Start to finish, print the data below exactly, without the images.

(Beginning of Dataset)

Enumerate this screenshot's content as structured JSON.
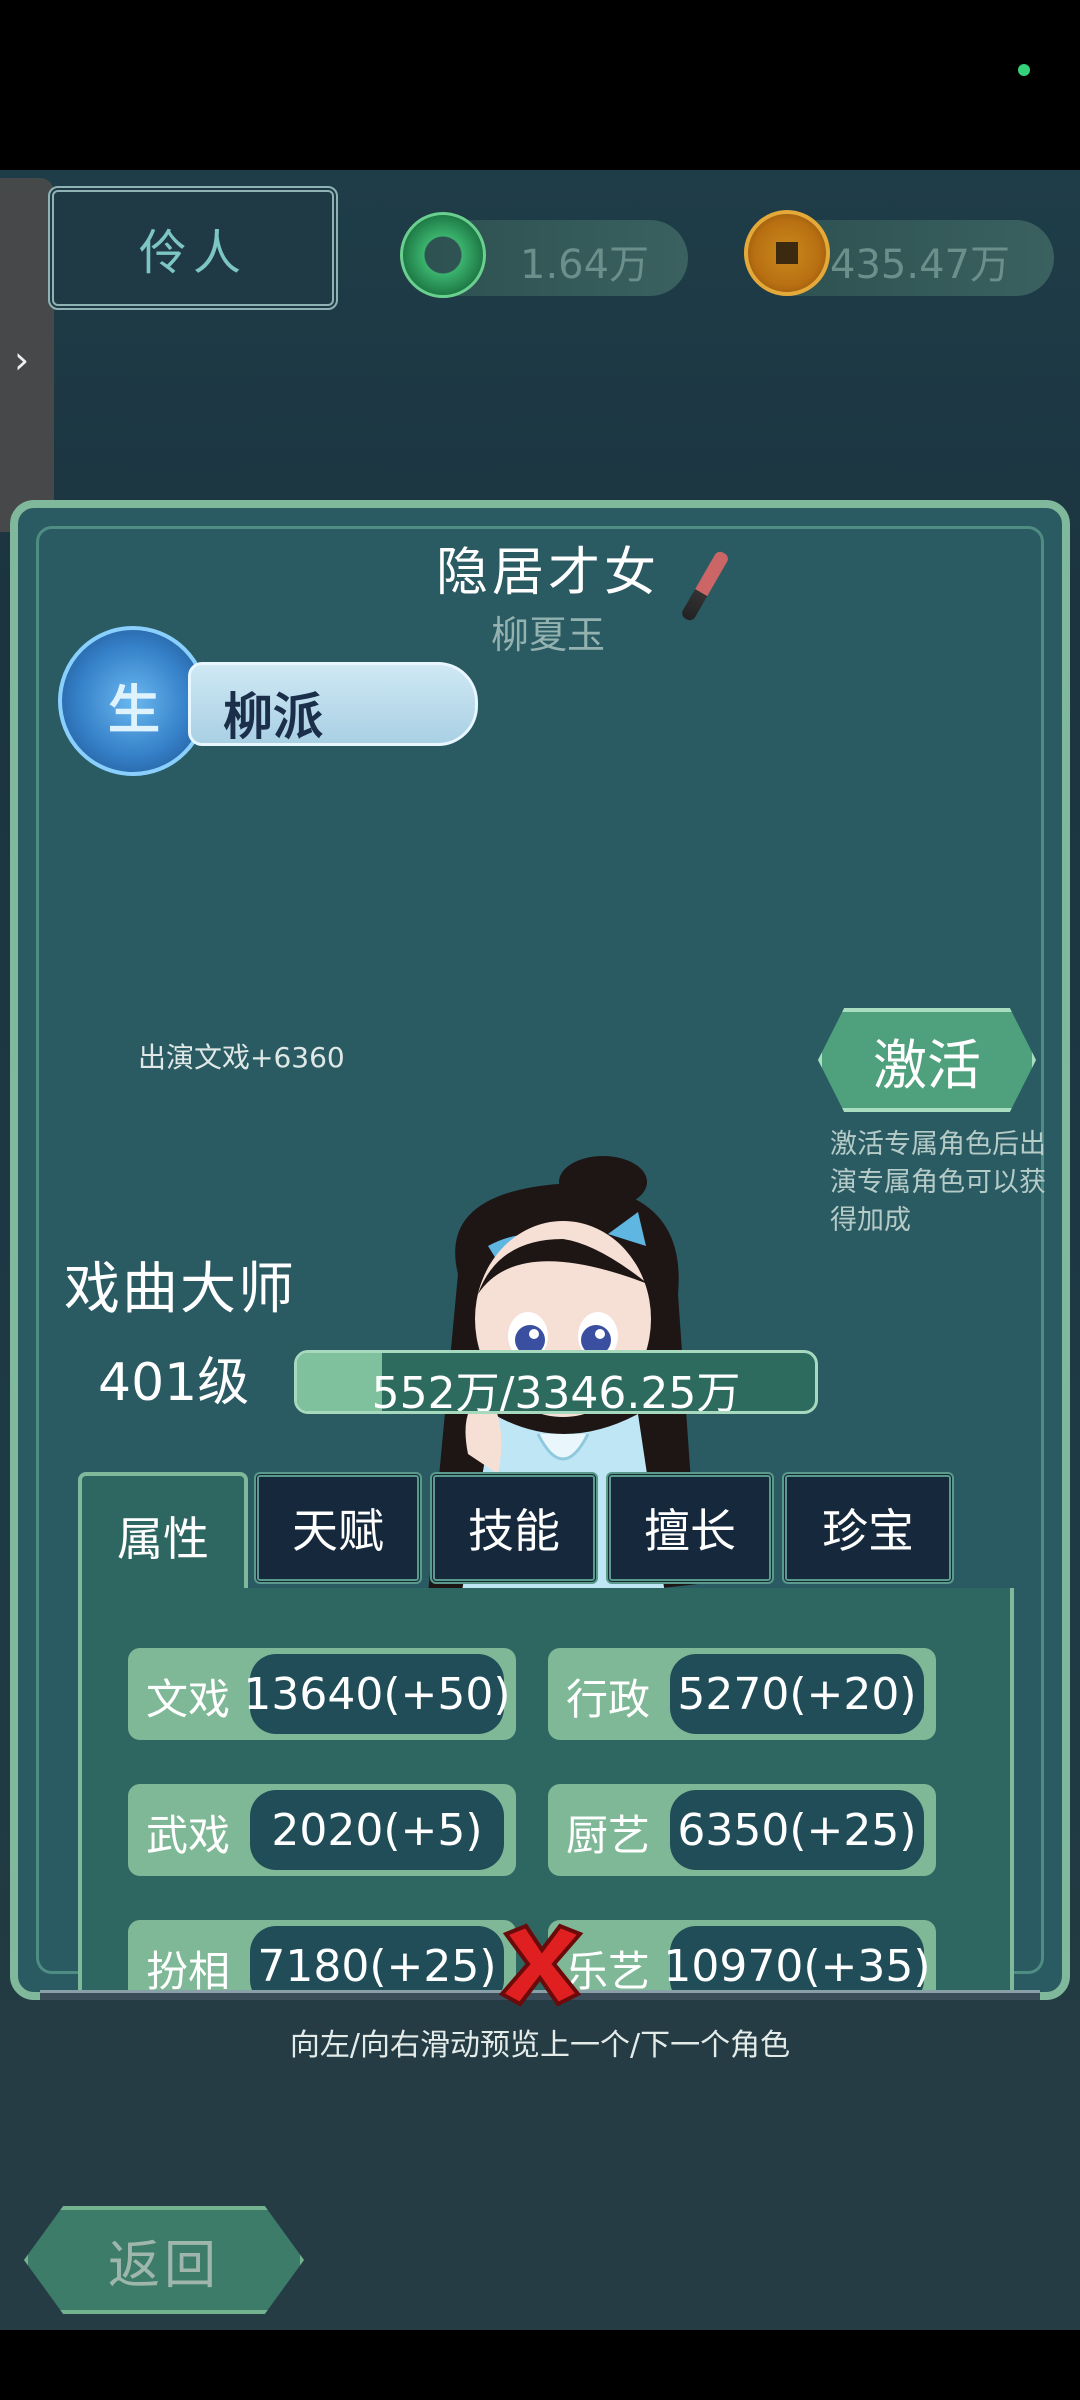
{
  "header": {
    "title": "伶人",
    "currencies": [
      {
        "name": "jade",
        "value": "1.64万"
      },
      {
        "name": "coin",
        "value": "435.47万"
      }
    ]
  },
  "character": {
    "title": "隐居才女",
    "name": "柳夏玉",
    "faction": {
      "badge": "生",
      "name": "柳派",
      "bonus": "出演文戏+6360"
    },
    "rank": "戏曲大师",
    "level": "401级",
    "exp": {
      "text": "552万/3346.25万",
      "fraction": 0.165
    }
  },
  "activate": {
    "label": "激活",
    "description": "激活专属角色后出演专属角色可以获得加成"
  },
  "tabs": [
    "属性",
    "天赋",
    "技能",
    "擅长",
    "珍宝"
  ],
  "stats": [
    {
      "label": "文戏",
      "value": "13640(+50)"
    },
    {
      "label": "行政",
      "value": "5270(+20)"
    },
    {
      "label": "武戏",
      "value": "2020(+5)"
    },
    {
      "label": "厨艺",
      "value": "6350(+25)"
    },
    {
      "label": "扮相",
      "value": "7180(+25)"
    },
    {
      "label": "乐艺",
      "value": "10970(+35)"
    }
  ],
  "hint": "向左/向右滑动预览上一个/下一个角色",
  "back_label": "返回",
  "colors": {
    "panel": "#2a5a62",
    "accent": "#7fb89b",
    "value_bg": "#204d57",
    "close": "#e02020"
  }
}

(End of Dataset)

Response to the exercise:
Enumerate this screenshot's content as structured JSON.
{
  "header": {
    "title": "伶人",
    "currencies": [
      {
        "name": "jade",
        "value": "1.64万"
      },
      {
        "name": "coin",
        "value": "435.47万"
      }
    ]
  },
  "character": {
    "title": "隐居才女",
    "name": "柳夏玉",
    "faction": {
      "badge": "生",
      "name": "柳派",
      "bonus": "出演文戏+6360"
    },
    "rank": "戏曲大师",
    "level": "401级",
    "exp": {
      "text": "552万/3346.25万",
      "fraction": 0.165
    }
  },
  "activate": {
    "label": "激活",
    "description": "激活专属角色后出演专属角色可以获得加成"
  },
  "tabs": [
    "属性",
    "天赋",
    "技能",
    "擅长",
    "珍宝"
  ],
  "stats": [
    {
      "label": "文戏",
      "value": "13640(+50)"
    },
    {
      "label": "行政",
      "value": "5270(+20)"
    },
    {
      "label": "武戏",
      "value": "2020(+5)"
    },
    {
      "label": "厨艺",
      "value": "6350(+25)"
    },
    {
      "label": "扮相",
      "value": "7180(+25)"
    },
    {
      "label": "乐艺",
      "value": "10970(+35)"
    }
  ],
  "hint": "向左/向右滑动预览上一个/下一个角色",
  "back_label": "返回",
  "colors": {
    "panel": "#2a5a62",
    "accent": "#7fb89b",
    "value_bg": "#204d57",
    "close": "#e02020"
  }
}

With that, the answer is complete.